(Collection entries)
↓

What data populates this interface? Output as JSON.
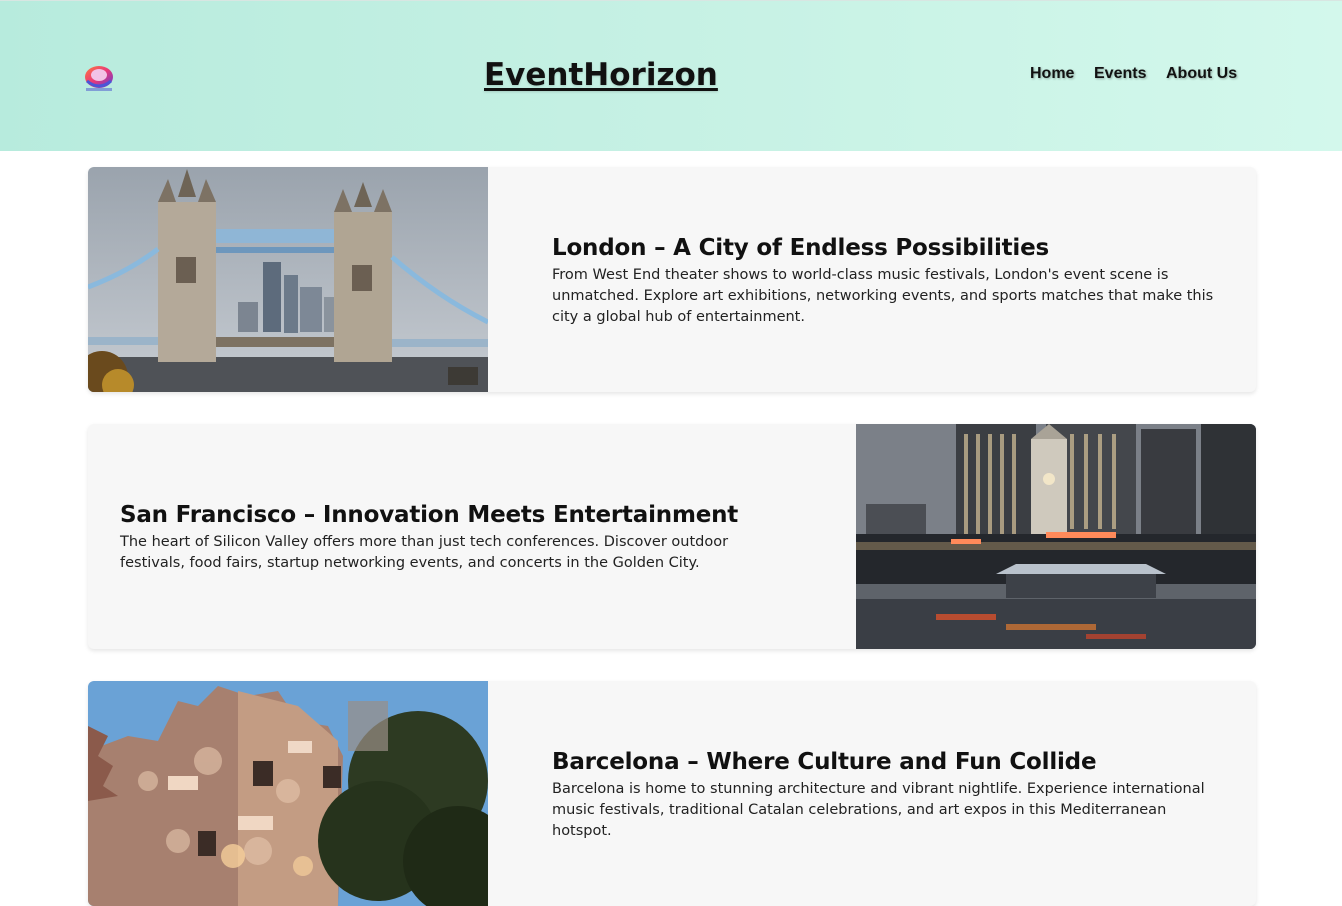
{
  "header": {
    "brand": "EventHorizon",
    "nav": [
      {
        "label": "Home"
      },
      {
        "label": "Events"
      },
      {
        "label": "About Us"
      }
    ]
  },
  "cards": [
    {
      "title": "London – A City of Endless Possibilities",
      "body": "From West End theater shows to world-class music festivals, London's event scene is unmatched. Explore art exhibitions, networking events, and sports matches that make this city a global hub of entertainment."
    },
    {
      "title": "San Francisco – Innovation Meets Entertainment",
      "body": "The heart of Silicon Valley offers more than just tech conferences. Discover outdoor festivals, food fairs, startup networking events, and concerts in the Golden City."
    },
    {
      "title": "Barcelona – Where Culture and Fun Collide",
      "body": "Barcelona is home to stunning architecture and vibrant nightlife. Experience international music festivals, traditional Catalan celebrations, and art expos in this Mediterranean hotspot."
    }
  ]
}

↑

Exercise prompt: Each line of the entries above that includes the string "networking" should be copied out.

Answer below:
      "body": "From West End theater shows to world-class music festivals, London's event scene is unmatched. Explore art exhibitions, networking events, and sports matches that make this city a global hub of entertainment."
      "body": "The heart of Silicon Valley offers more than just tech conferences. Discover outdoor festivals, food fairs, startup networking events, and concerts in the Golden City."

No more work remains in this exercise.